**Aim of the task**
Please repeat each entry. Match every word exactly.

Interface dataset entries

★ ★ ★ ★ ★

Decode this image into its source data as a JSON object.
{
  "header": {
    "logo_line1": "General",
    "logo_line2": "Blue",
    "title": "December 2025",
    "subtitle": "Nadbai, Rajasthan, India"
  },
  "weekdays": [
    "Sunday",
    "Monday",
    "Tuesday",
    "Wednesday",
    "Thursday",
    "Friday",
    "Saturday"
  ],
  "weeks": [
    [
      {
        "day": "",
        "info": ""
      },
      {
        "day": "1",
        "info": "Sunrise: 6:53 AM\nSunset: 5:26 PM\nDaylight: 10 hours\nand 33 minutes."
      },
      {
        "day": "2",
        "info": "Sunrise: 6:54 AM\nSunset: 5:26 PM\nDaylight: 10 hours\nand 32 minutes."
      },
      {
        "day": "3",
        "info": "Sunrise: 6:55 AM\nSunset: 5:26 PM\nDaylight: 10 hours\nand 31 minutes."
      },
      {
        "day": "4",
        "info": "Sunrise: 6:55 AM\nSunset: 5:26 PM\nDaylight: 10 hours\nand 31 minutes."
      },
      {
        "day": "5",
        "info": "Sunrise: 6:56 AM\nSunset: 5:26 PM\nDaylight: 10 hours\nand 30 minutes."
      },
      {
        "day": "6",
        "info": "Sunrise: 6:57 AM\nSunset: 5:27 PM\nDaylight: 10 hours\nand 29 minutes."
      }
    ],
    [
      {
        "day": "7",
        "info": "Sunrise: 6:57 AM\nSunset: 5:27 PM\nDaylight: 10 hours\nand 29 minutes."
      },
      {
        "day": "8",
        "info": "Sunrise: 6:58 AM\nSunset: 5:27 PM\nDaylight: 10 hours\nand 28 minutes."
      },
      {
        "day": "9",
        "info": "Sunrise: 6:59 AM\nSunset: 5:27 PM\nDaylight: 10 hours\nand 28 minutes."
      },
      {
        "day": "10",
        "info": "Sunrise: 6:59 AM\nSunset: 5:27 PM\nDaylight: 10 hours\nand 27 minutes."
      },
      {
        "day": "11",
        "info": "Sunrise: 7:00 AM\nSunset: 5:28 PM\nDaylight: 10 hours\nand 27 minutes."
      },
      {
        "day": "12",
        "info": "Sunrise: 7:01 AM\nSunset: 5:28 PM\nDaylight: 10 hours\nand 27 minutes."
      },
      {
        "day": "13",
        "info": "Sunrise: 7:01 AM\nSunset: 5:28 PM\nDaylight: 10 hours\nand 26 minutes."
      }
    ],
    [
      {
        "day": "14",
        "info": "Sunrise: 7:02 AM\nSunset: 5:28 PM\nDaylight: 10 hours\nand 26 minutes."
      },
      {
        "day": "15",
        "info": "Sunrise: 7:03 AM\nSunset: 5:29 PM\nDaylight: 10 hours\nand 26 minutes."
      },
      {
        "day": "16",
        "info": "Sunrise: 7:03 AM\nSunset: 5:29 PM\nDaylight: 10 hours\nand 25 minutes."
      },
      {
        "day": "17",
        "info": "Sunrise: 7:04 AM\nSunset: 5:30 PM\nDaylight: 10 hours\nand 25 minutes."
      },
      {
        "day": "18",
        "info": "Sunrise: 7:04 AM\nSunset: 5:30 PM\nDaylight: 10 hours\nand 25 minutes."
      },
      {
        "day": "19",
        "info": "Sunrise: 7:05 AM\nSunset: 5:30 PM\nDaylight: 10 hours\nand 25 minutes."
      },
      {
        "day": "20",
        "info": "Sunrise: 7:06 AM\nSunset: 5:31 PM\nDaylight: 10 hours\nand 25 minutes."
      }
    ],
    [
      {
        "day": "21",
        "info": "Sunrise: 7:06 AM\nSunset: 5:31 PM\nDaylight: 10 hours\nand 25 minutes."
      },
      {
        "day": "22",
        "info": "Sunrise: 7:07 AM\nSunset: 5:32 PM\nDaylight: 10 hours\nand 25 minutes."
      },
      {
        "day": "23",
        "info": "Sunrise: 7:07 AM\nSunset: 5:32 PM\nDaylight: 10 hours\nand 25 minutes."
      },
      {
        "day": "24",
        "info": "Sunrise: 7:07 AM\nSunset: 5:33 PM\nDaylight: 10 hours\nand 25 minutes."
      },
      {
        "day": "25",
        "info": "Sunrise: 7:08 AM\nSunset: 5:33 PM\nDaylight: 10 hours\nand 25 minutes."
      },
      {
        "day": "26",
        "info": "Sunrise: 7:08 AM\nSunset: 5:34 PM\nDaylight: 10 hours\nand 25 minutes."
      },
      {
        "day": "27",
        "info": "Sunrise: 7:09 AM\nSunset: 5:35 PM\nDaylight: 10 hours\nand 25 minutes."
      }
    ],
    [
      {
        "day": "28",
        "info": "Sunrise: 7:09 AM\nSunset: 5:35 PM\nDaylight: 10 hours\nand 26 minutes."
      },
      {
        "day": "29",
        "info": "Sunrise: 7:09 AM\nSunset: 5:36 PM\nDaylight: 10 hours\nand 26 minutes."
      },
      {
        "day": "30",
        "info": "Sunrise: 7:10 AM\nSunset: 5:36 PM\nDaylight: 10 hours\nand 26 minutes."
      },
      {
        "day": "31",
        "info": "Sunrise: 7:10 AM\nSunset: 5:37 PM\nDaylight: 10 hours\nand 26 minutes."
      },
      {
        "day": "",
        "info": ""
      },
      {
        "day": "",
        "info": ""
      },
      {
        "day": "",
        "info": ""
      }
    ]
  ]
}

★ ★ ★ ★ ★

**Completed task**
Decode this image into its source data as a JSON object.
{
  "header": {
    "logo_line1": "General",
    "logo_line2": "Blue",
    "title": "December 2025",
    "subtitle": "Nadbai, Rajasthan, India"
  },
  "weekdays": [
    "Sunday",
    "Monday",
    "Tuesday",
    "Wednesday",
    "Thursday",
    "Friday",
    "Saturday"
  ],
  "weeks": [
    [
      {
        "day": "",
        "info": ""
      },
      {
        "day": "1",
        "info": "Sunrise: 6:53 AM\nSunset: 5:26 PM\nDaylight: 10 hours\nand 33 minutes."
      },
      {
        "day": "2",
        "info": "Sunrise: 6:54 AM\nSunset: 5:26 PM\nDaylight: 10 hours\nand 32 minutes."
      },
      {
        "day": "3",
        "info": "Sunrise: 6:55 AM\nSunset: 5:26 PM\nDaylight: 10 hours\nand 31 minutes."
      },
      {
        "day": "4",
        "info": "Sunrise: 6:55 AM\nSunset: 5:26 PM\nDaylight: 10 hours\nand 31 minutes."
      },
      {
        "day": "5",
        "info": "Sunrise: 6:56 AM\nSunset: 5:26 PM\nDaylight: 10 hours\nand 30 minutes."
      },
      {
        "day": "6",
        "info": "Sunrise: 6:57 AM\nSunset: 5:27 PM\nDaylight: 10 hours\nand 29 minutes."
      }
    ],
    [
      {
        "day": "7",
        "info": "Sunrise: 6:57 AM\nSunset: 5:27 PM\nDaylight: 10 hours\nand 29 minutes."
      },
      {
        "day": "8",
        "info": "Sunrise: 6:58 AM\nSunset: 5:27 PM\nDaylight: 10 hours\nand 28 minutes."
      },
      {
        "day": "9",
        "info": "Sunrise: 6:59 AM\nSunset: 5:27 PM\nDaylight: 10 hours\nand 28 minutes."
      },
      {
        "day": "10",
        "info": "Sunrise: 6:59 AM\nSunset: 5:27 PM\nDaylight: 10 hours\nand 27 minutes."
      },
      {
        "day": "11",
        "info": "Sunrise: 7:00 AM\nSunset: 5:28 PM\nDaylight: 10 hours\nand 27 minutes."
      },
      {
        "day": "12",
        "info": "Sunrise: 7:01 AM\nSunset: 5:28 PM\nDaylight: 10 hours\nand 27 minutes."
      },
      {
        "day": "13",
        "info": "Sunrise: 7:01 AM\nSunset: 5:28 PM\nDaylight: 10 hours\nand 26 minutes."
      }
    ],
    [
      {
        "day": "14",
        "info": "Sunrise: 7:02 AM\nSunset: 5:28 PM\nDaylight: 10 hours\nand 26 minutes."
      },
      {
        "day": "15",
        "info": "Sunrise: 7:03 AM\nSunset: 5:29 PM\nDaylight: 10 hours\nand 26 minutes."
      },
      {
        "day": "16",
        "info": "Sunrise: 7:03 AM\nSunset: 5:29 PM\nDaylight: 10 hours\nand 25 minutes."
      },
      {
        "day": "17",
        "info": "Sunrise: 7:04 AM\nSunset: 5:30 PM\nDaylight: 10 hours\nand 25 minutes."
      },
      {
        "day": "18",
        "info": "Sunrise: 7:04 AM\nSunset: 5:30 PM\nDaylight: 10 hours\nand 25 minutes."
      },
      {
        "day": "19",
        "info": "Sunrise: 7:05 AM\nSunset: 5:30 PM\nDaylight: 10 hours\nand 25 minutes."
      },
      {
        "day": "20",
        "info": "Sunrise: 7:06 AM\nSunset: 5:31 PM\nDaylight: 10 hours\nand 25 minutes."
      }
    ],
    [
      {
        "day": "21",
        "info": "Sunrise: 7:06 AM\nSunset: 5:31 PM\nDaylight: 10 hours\nand 25 minutes."
      },
      {
        "day": "22",
        "info": "Sunrise: 7:07 AM\nSunset: 5:32 PM\nDaylight: 10 hours\nand 25 minutes."
      },
      {
        "day": "23",
        "info": "Sunrise: 7:07 AM\nSunset: 5:32 PM\nDaylight: 10 hours\nand 25 minutes."
      },
      {
        "day": "24",
        "info": "Sunrise: 7:07 AM\nSunset: 5:33 PM\nDaylight: 10 hours\nand 25 minutes."
      },
      {
        "day": "25",
        "info": "Sunrise: 7:08 AM\nSunset: 5:33 PM\nDaylight: 10 hours\nand 25 minutes."
      },
      {
        "day": "26",
        "info": "Sunrise: 7:08 AM\nSunset: 5:34 PM\nDaylight: 10 hours\nand 25 minutes."
      },
      {
        "day": "27",
        "info": "Sunrise: 7:09 AM\nSunset: 5:35 PM\nDaylight: 10 hours\nand 25 minutes."
      }
    ],
    [
      {
        "day": "28",
        "info": "Sunrise: 7:09 AM\nSunset: 5:35 PM\nDaylight: 10 hours\nand 26 minutes."
      },
      {
        "day": "29",
        "info": "Sunrise: 7:09 AM\nSunset: 5:36 PM\nDaylight: 10 hours\nand 26 minutes."
      },
      {
        "day": "30",
        "info": "Sunrise: 7:10 AM\nSunset: 5:36 PM\nDaylight: 10 hours\nand 26 minutes."
      },
      {
        "day": "31",
        "info": "Sunrise: 7:10 AM\nSunset: 5:37 PM\nDaylight: 10 hours\nand 26 minutes."
      },
      {
        "day": "",
        "info": ""
      },
      {
        "day": "",
        "info": ""
      },
      {
        "day": "",
        "info": ""
      }
    ]
  ]
}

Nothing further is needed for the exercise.